## EXERCISE DETAILS
Retype the data that follows, keeping every character the same.

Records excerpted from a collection
□ □ □ □ □

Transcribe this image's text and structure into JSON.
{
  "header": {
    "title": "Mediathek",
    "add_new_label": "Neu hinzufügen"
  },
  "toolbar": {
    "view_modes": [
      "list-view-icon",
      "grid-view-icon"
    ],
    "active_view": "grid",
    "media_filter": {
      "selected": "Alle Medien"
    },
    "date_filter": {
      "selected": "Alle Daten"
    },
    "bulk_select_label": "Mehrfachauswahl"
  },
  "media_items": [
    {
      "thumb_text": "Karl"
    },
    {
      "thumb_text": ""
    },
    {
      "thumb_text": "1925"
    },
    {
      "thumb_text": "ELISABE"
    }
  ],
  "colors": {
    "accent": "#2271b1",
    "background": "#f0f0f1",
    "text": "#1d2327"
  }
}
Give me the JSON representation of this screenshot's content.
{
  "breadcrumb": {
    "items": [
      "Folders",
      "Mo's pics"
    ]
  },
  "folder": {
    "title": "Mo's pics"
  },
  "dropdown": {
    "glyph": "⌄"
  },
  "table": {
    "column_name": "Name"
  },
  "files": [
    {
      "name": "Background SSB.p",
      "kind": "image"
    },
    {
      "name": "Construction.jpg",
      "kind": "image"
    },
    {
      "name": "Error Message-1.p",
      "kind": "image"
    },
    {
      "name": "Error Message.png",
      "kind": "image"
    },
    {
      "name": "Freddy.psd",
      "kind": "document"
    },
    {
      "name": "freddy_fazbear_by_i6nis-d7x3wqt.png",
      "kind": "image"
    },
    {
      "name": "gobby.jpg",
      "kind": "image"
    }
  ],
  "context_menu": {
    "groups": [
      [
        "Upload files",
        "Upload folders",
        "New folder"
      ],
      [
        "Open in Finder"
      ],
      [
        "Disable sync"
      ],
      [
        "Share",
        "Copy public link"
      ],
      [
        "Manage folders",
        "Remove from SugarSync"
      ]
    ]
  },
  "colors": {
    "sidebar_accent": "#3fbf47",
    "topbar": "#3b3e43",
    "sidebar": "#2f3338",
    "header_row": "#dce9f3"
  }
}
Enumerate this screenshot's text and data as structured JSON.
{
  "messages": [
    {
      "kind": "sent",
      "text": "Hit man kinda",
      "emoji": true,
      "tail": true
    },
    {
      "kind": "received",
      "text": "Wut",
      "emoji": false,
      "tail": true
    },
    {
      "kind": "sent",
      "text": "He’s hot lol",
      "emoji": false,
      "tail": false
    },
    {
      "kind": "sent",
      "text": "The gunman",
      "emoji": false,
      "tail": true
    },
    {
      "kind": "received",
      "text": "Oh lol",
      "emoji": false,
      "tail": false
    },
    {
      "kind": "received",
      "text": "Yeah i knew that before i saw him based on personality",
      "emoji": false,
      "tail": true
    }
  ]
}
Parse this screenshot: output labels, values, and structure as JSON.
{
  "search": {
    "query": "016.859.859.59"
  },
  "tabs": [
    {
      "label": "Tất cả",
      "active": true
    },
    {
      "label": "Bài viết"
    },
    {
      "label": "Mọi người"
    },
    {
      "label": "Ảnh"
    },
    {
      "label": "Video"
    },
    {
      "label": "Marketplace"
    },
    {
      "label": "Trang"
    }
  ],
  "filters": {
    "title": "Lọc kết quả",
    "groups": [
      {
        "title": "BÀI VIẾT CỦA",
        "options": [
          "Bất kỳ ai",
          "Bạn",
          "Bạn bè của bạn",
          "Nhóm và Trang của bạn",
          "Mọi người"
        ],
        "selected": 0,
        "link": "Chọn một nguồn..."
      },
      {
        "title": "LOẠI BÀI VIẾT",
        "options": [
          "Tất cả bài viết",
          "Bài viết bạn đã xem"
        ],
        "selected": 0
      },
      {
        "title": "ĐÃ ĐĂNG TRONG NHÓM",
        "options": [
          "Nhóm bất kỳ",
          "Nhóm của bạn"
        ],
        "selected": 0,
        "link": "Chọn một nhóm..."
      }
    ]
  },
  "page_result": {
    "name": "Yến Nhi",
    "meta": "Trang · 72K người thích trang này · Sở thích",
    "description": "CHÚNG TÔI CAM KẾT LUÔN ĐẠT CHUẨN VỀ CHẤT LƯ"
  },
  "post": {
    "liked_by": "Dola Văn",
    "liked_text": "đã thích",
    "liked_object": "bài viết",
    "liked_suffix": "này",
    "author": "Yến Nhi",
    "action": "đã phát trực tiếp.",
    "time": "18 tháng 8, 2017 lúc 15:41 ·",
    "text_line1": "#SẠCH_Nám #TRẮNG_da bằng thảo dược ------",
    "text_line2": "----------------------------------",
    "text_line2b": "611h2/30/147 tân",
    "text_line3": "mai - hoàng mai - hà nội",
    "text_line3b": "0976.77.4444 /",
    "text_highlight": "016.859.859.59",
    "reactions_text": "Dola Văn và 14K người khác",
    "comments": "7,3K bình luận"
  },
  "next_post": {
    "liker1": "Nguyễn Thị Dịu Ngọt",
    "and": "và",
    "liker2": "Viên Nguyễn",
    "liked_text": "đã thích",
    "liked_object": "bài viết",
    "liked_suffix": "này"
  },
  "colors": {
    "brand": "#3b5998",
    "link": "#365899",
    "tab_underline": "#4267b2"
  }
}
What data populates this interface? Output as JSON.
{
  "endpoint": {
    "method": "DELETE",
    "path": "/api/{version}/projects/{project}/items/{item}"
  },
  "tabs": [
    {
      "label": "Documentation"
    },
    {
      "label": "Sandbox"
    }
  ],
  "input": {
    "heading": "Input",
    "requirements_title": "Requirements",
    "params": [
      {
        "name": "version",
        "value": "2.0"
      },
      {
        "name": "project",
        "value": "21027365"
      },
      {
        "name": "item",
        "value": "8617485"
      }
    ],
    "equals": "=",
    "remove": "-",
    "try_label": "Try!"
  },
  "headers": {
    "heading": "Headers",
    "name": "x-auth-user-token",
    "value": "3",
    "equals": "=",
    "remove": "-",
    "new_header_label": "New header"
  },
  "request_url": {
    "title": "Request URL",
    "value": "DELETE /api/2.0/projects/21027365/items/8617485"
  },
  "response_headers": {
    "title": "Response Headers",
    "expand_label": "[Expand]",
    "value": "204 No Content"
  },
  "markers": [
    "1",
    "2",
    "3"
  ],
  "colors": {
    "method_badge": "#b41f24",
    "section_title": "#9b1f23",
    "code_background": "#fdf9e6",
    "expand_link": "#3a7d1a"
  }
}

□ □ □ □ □

## TASK OUTPUT
Transcribe this image's text and structure into JSON.
{
  "header": {
    "title": "Mediathek",
    "add_new_label": "Neu hinzufügen"
  },
  "toolbar": {
    "view_modes": [
      "list-view-icon",
      "grid-view-icon"
    ],
    "active_view": "grid",
    "media_filter": {
      "selected": "Alle Medien"
    },
    "date_filter": {
      "selected": "Alle Daten"
    },
    "bulk_select_label": "Mehrfachauswahl"
  },
  "media_items": [
    {
      "thumb_text": "Karl"
    },
    {
      "thumb_text": ""
    },
    {
      "thumb_text": "1925"
    },
    {
      "thumb_text": "ELISABE"
    }
  ],
  "colors": {
    "accent": "#2271b1",
    "background": "#f0f0f1",
    "text": "#1d2327"
  }
}
Give me the JSON representation of this screenshot's content.
{
  "breadcrumb": {
    "items": [
      "Folders",
      "Mo's pics"
    ]
  },
  "folder": {
    "title": "Mo's pics"
  },
  "dropdown": {
    "glyph": "⌄"
  },
  "table": {
    "column_name": "Name"
  },
  "files": [
    {
      "name": "Background SSB.p",
      "kind": "image"
    },
    {
      "name": "Construction.jpg",
      "kind": "image"
    },
    {
      "name": "Error Message-1.p",
      "kind": "image"
    },
    {
      "name": "Error Message.png",
      "kind": "image"
    },
    {
      "name": "Freddy.psd",
      "kind": "document"
    },
    {
      "name": "freddy_fazbear_by_i6nis-d7x3wqt.png",
      "kind": "image"
    },
    {
      "name": "gobby.jpg",
      "kind": "image"
    }
  ],
  "context_menu": {
    "groups": [
      [
        "Upload files",
        "Upload folders",
        "New folder"
      ],
      [
        "Open in Finder"
      ],
      [
        "Disable sync"
      ],
      [
        "Share",
        "Copy public link"
      ],
      [
        "Manage folders",
        "Remove from SugarSync"
      ]
    ]
  },
  "colors": {
    "sidebar_accent": "#3fbf47",
    "topbar": "#3b3e43",
    "sidebar": "#2f3338",
    "header_row": "#dce9f3"
  }
}
Enumerate this screenshot's text and data as structured JSON.
{
  "messages": [
    {
      "kind": "sent",
      "text": "Hit man kinda",
      "emoji": true,
      "tail": true
    },
    {
      "kind": "received",
      "text": "Wut",
      "emoji": false,
      "tail": true
    },
    {
      "kind": "sent",
      "text": "He’s hot lol",
      "emoji": false,
      "tail": false
    },
    {
      "kind": "sent",
      "text": "The gunman",
      "emoji": false,
      "tail": true
    },
    {
      "kind": "received",
      "text": "Oh lol",
      "emoji": false,
      "tail": false
    },
    {
      "kind": "received",
      "text": "Yeah i knew that before i saw him based on personality",
      "emoji": false,
      "tail": true
    }
  ]
}
Parse this screenshot: output labels, values, and structure as JSON.
{
  "search": {
    "query": "016.859.859.59"
  },
  "tabs": [
    {
      "label": "Tất cả",
      "active": true
    },
    {
      "label": "Bài viết"
    },
    {
      "label": "Mọi người"
    },
    {
      "label": "Ảnh"
    },
    {
      "label": "Video"
    },
    {
      "label": "Marketplace"
    },
    {
      "label": "Trang"
    }
  ],
  "filters": {
    "title": "Lọc kết quả",
    "groups": [
      {
        "title": "BÀI VIẾT CỦA",
        "options": [
          "Bất kỳ ai",
          "Bạn",
          "Bạn bè của bạn",
          "Nhóm và Trang của bạn",
          "Mọi người"
        ],
        "selected": 0,
        "link": "Chọn một nguồn..."
      },
      {
        "title": "LOẠI BÀI VIẾT",
        "options": [
          "Tất cả bài viết",
          "Bài viết bạn đã xem"
        ],
        "selected": 0
      },
      {
        "title": "ĐÃ ĐĂNG TRONG NHÓM",
        "options": [
          "Nhóm bất kỳ",
          "Nhóm của bạn"
        ],
        "selected": 0,
        "link": "Chọn một nhóm..."
      }
    ]
  },
  "page_result": {
    "name": "Yến Nhi",
    "meta": "Trang · 72K người thích trang này · Sở thích",
    "description": "CHÚNG TÔI CAM KẾT LUÔN ĐẠT CHUẨN VỀ CHẤT LƯ"
  },
  "post": {
    "liked_by": "Dola Văn",
    "liked_text": "đã thích",
    "liked_object": "bài viết",
    "liked_suffix": "này",
    "author": "Yến Nhi",
    "action": "đã phát trực tiếp.",
    "time": "18 tháng 8, 2017 lúc 15:41 ·",
    "text_line1": "#SẠCH_Nám #TRẮNG_da bằng thảo dược ------",
    "text_line2": "----------------------------------",
    "text_line2b": "611h2/30/147 tân",
    "text_line3": "mai - hoàng mai - hà nội",
    "text_line3b": "0976.77.4444 /",
    "text_highlight": "016.859.859.59",
    "reactions_text": "Dola Văn và 14K người khác",
    "comments": "7,3K bình luận"
  },
  "next_post": {
    "liker1": "Nguyễn Thị Dịu Ngọt",
    "and": "và",
    "liker2": "Viên Nguyễn",
    "liked_text": "đã thích",
    "liked_object": "bài viết",
    "liked_suffix": "này"
  },
  "colors": {
    "brand": "#3b5998",
    "link": "#365899",
    "tab_underline": "#4267b2"
  }
}
What data populates this interface? Output as JSON.
{
  "endpoint": {
    "method": "DELETE",
    "path": "/api/{version}/projects/{project}/items/{item}"
  },
  "tabs": [
    {
      "label": "Documentation"
    },
    {
      "label": "Sandbox"
    }
  ],
  "input": {
    "heading": "Input",
    "requirements_title": "Requirements",
    "params": [
      {
        "name": "version",
        "value": "2.0"
      },
      {
        "name": "project",
        "value": "21027365"
      },
      {
        "name": "item",
        "value": "8617485"
      }
    ],
    "equals": "=",
    "remove": "-",
    "try_label": "Try!"
  },
  "headers": {
    "heading": "Headers",
    "name": "x-auth-user-token",
    "value": "3",
    "equals": "=",
    "remove": "-",
    "new_header_label": "New header"
  },
  "request_url": {
    "title": "Request URL",
    "value": "DELETE /api/2.0/projects/21027365/items/8617485"
  },
  "response_headers": {
    "title": "Response Headers",
    "expand_label": "[Expand]",
    "value": "204 No Content"
  },
  "markers": [
    "1",
    "2",
    "3"
  ],
  "colors": {
    "method_badge": "#b41f24",
    "section_title": "#9b1f23",
    "code_background": "#fdf9e6",
    "expand_link": "#3a7d1a"
  }
}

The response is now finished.